Windows NT/2000/XP do not use system.ini and win.ini files that were used by previous operating system versions. Instead they use IniFileMapping which places the same information (contained in these physical .ini files) into Windows Registry subkeys. The pertient keys in the registry are then used to read any .ini mappings from that location as opposed to older versions where the actual .ini files were read directly.
If you open an actual system.ini file, you may see something like this:
; for 16-bit app support
With IniFileMapping, each line from this file would be located in a separate .ini subkey in the registry.
See How .ini Files Are Mapped to the Registry
and Use IniFileMapping
Backword compatibility would mean that the newer versions of Windows would have the ability to use system.ini and win.ini files in the same way they were used in prior versions. Since this is not the case, as the newer versions use a different feature (IniFileMapping), they are not considered "backwards compatible". To better understand the concept of Backward compatibility, read here

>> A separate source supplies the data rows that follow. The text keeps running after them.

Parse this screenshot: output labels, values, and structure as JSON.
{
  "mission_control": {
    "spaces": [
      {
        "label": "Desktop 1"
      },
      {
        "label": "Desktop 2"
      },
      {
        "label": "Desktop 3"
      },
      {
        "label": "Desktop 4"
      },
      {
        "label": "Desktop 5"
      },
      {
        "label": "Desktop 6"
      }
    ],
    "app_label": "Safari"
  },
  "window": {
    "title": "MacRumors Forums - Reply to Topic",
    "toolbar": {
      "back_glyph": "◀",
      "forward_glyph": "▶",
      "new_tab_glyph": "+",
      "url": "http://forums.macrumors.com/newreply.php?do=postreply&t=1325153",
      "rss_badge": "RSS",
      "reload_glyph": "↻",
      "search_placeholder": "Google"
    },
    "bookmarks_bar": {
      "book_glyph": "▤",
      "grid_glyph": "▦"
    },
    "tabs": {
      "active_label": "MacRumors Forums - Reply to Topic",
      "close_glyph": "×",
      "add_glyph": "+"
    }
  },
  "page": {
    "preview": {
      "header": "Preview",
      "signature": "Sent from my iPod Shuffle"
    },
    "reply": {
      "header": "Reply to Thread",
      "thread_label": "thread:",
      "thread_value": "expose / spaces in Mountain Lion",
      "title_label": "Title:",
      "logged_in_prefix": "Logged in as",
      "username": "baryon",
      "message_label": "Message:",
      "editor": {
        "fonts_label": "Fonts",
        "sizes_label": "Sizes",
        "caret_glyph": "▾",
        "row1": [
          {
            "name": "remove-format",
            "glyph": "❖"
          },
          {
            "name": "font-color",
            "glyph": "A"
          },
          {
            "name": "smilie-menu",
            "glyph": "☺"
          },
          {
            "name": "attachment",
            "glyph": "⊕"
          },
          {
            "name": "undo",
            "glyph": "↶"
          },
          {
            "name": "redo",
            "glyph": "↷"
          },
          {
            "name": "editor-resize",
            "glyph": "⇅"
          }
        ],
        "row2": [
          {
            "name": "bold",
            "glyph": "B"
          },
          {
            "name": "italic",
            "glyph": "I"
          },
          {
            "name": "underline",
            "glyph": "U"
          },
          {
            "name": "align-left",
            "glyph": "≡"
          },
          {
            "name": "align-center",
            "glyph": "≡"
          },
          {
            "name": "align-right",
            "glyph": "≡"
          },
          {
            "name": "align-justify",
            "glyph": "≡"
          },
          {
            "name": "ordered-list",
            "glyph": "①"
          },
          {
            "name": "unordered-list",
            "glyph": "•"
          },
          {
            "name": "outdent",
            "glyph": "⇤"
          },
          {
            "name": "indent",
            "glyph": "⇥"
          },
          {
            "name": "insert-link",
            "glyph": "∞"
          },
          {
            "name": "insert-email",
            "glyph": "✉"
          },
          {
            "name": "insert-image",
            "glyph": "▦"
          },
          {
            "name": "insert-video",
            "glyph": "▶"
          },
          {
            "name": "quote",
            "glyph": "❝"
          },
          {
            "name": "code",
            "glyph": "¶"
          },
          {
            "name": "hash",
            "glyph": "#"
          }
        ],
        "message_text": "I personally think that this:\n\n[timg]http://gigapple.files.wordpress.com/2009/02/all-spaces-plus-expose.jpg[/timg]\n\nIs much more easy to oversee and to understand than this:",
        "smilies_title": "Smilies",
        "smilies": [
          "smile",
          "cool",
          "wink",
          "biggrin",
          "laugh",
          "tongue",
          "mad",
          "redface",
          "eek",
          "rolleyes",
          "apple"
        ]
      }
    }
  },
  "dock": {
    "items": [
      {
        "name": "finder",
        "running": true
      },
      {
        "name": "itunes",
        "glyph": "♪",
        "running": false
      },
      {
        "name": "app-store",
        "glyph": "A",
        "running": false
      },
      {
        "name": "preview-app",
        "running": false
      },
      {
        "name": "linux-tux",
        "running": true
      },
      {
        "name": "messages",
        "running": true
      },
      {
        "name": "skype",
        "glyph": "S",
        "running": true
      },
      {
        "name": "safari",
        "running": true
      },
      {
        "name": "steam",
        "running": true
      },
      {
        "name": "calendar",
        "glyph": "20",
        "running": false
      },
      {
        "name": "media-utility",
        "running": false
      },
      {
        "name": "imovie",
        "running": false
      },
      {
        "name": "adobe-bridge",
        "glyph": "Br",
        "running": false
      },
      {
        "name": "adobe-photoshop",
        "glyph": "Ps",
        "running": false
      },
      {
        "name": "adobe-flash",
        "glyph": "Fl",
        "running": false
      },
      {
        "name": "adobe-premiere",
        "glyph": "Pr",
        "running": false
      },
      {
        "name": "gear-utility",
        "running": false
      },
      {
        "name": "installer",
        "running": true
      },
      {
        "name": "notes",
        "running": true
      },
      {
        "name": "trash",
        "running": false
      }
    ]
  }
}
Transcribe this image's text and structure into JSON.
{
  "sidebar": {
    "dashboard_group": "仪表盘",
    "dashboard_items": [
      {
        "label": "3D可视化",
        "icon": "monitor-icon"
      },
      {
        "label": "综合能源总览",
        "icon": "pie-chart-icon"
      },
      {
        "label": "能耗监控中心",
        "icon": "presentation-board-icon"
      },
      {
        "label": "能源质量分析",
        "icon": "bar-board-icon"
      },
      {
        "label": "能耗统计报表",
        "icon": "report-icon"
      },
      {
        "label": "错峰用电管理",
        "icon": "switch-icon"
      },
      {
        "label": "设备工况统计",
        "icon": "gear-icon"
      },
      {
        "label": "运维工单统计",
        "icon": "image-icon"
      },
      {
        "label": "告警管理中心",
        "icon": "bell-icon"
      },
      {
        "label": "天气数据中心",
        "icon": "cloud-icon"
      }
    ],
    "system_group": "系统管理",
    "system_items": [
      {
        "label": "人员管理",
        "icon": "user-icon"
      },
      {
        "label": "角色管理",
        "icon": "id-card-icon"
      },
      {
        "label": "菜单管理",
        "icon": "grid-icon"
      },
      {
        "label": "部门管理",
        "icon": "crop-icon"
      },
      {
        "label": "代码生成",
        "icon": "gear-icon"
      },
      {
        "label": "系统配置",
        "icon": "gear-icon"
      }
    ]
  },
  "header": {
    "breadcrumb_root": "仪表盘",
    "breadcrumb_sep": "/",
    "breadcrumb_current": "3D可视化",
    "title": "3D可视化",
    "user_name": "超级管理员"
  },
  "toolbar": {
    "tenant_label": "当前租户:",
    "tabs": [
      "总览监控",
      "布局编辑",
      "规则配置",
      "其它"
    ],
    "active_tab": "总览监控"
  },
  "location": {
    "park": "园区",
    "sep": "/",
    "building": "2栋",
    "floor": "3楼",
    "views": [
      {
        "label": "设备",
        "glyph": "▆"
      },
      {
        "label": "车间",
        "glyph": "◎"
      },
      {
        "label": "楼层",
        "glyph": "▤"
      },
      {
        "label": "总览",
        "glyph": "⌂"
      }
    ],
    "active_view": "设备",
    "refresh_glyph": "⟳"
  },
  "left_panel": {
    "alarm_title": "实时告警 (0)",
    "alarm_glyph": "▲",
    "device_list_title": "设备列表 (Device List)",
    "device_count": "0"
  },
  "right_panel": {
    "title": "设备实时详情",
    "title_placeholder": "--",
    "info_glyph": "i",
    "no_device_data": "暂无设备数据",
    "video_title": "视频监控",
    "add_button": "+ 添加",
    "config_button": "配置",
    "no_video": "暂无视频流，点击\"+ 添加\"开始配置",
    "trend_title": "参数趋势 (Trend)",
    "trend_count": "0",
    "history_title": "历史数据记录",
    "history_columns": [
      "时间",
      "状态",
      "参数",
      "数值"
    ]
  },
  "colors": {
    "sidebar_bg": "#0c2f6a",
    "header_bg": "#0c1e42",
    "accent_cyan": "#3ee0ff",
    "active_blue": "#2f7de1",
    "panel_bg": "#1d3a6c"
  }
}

In order to fully understand all this, you need an understanding of the Windows Registry and the operating system itself.Understanding the RegistryDemystifying the Windows Registry